The ambush on 12 U.S. soldiers on patrol in Niger that left four soldiers dead two weeks ago was reportedly the result of a “massive intelligence failure,” NBC News reported Friday, citing a senior congressional aide who had been briefed on the attack.
The unnamed aide said that there was no overhead surveillance of the mission and that no American quick-reaction force was on standby to rescue the troops if things went wrong. Had it not been for the arrival of French fighter jets, he said, things could have been much worse for the Americans.
Staff Sergeants Bryan Black, Jeremiah Johnson, Dustin Wright, and Sergeant La David T Johnson died and two others were injured when 40 to 50 militants ambushed a 12-man US force in Niger on October 4, according to the Pentagon.
The U.S. patrol was seen as routine and had been carried out nearly 30 times in the six months before the attack, the Pentagon has reported.
NBC News adds:
The aide said questions are being asked about whether the U.S. soldiers were intentionally delayed in the village they were visiting. He said they began pursuing some men on motorcycles, who lured them into a complex ambush. The enemy force had “technical” vehicles — light, improvised military vehicles — and rocket-propelled grenades, the official said.
After the rescue when it became clear that one soldier was missing, “movements and actions to try and find him and bring him back were considered. They just were not postured properly [to get him].” The body of Sgt. La David Johnson was not recovered until nearly 48 hours after the Oct. 4 attack.
The Pentagon said that conclusions about an intelligence failure were premature.
The body of Sgt. La David Johnson was found 48 hours after troops realized he was missing, and roughly a mile away from the attack, CNN reported on Friday.
Defense Secretary James Mattis told reporters this week that officials were still seeking answers about the attack.
“These terrorists are conducting war on innocent people of all religions, they are conducting war on innocent people who have no way to defend themselves,” Mattis said.
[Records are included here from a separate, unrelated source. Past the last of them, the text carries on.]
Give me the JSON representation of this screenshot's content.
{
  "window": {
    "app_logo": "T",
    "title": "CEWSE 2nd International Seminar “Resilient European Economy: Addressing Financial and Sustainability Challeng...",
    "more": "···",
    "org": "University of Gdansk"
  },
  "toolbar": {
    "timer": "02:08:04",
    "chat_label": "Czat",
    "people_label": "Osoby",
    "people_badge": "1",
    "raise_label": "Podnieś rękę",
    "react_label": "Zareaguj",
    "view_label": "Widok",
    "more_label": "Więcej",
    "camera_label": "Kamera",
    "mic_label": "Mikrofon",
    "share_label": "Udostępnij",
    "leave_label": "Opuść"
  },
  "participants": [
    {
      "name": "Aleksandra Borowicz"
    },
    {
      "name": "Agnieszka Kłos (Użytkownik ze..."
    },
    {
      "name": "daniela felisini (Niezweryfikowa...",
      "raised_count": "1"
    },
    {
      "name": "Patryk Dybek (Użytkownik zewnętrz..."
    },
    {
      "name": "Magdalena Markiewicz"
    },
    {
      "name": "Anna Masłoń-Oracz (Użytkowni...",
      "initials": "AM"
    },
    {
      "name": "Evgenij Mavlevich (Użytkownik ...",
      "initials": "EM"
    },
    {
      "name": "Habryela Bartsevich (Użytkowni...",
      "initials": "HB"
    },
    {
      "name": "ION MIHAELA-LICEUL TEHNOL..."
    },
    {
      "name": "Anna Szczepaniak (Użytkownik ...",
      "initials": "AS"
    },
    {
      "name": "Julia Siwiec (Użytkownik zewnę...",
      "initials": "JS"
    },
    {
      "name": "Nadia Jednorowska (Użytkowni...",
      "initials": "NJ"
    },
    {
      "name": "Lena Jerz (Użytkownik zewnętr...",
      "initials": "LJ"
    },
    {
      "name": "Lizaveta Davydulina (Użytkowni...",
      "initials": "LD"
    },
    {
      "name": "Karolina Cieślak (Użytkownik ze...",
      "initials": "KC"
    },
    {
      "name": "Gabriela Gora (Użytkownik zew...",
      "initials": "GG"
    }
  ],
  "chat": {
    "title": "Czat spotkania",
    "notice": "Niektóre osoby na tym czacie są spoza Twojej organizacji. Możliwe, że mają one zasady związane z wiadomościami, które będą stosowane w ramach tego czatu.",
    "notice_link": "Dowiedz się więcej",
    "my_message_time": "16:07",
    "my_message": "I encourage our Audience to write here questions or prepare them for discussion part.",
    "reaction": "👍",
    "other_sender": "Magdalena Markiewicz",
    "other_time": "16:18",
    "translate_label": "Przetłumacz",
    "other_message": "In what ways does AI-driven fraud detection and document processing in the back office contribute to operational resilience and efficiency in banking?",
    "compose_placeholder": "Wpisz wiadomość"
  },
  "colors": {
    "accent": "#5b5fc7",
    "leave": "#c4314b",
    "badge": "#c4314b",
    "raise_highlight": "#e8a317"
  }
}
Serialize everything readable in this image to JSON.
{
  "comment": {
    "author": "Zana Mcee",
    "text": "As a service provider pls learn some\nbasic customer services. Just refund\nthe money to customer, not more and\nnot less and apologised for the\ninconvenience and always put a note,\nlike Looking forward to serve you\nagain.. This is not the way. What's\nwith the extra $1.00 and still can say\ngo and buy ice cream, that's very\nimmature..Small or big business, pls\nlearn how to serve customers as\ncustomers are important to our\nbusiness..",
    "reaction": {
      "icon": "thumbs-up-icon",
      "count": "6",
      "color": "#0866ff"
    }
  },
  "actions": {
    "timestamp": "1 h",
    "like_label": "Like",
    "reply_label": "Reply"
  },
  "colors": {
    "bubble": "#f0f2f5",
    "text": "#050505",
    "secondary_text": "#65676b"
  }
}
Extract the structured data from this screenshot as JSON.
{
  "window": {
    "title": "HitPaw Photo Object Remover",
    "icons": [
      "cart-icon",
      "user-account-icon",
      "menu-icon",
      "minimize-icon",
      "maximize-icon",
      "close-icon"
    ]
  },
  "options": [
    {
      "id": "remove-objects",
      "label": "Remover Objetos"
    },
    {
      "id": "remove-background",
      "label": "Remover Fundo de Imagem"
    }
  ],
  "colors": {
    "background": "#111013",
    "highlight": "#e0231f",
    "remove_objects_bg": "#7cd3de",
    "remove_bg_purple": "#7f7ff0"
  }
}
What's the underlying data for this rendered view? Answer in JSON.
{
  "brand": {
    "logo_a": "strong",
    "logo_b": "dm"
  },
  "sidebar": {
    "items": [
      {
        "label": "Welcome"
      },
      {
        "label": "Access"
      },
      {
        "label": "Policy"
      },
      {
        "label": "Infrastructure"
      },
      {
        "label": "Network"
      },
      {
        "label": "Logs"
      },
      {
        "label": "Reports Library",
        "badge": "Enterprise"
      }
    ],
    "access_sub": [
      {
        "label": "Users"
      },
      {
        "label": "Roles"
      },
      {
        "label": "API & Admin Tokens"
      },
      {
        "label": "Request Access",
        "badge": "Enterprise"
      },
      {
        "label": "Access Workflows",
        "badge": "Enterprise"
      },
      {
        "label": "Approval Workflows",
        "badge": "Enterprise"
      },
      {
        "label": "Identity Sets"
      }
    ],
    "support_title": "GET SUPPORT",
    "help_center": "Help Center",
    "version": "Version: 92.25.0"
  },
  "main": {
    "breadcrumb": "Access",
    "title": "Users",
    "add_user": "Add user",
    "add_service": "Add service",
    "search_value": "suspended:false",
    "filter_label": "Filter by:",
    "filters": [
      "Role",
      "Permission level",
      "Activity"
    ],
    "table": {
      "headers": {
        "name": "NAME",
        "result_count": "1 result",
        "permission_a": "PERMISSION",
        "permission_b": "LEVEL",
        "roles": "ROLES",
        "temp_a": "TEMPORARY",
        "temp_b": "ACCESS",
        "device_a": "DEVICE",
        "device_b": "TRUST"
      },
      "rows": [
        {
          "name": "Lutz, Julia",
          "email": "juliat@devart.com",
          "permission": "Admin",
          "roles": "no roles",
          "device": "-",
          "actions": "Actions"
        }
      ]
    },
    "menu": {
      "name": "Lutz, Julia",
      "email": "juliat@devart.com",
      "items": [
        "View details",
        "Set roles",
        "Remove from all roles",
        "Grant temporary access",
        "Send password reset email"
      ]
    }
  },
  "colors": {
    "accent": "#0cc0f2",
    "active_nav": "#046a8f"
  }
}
“In this specific case, contact was considered unlikely, but there’s a reason we have U.S. Army soldiers there and not the Peace Corps, because we carry guns,” he said.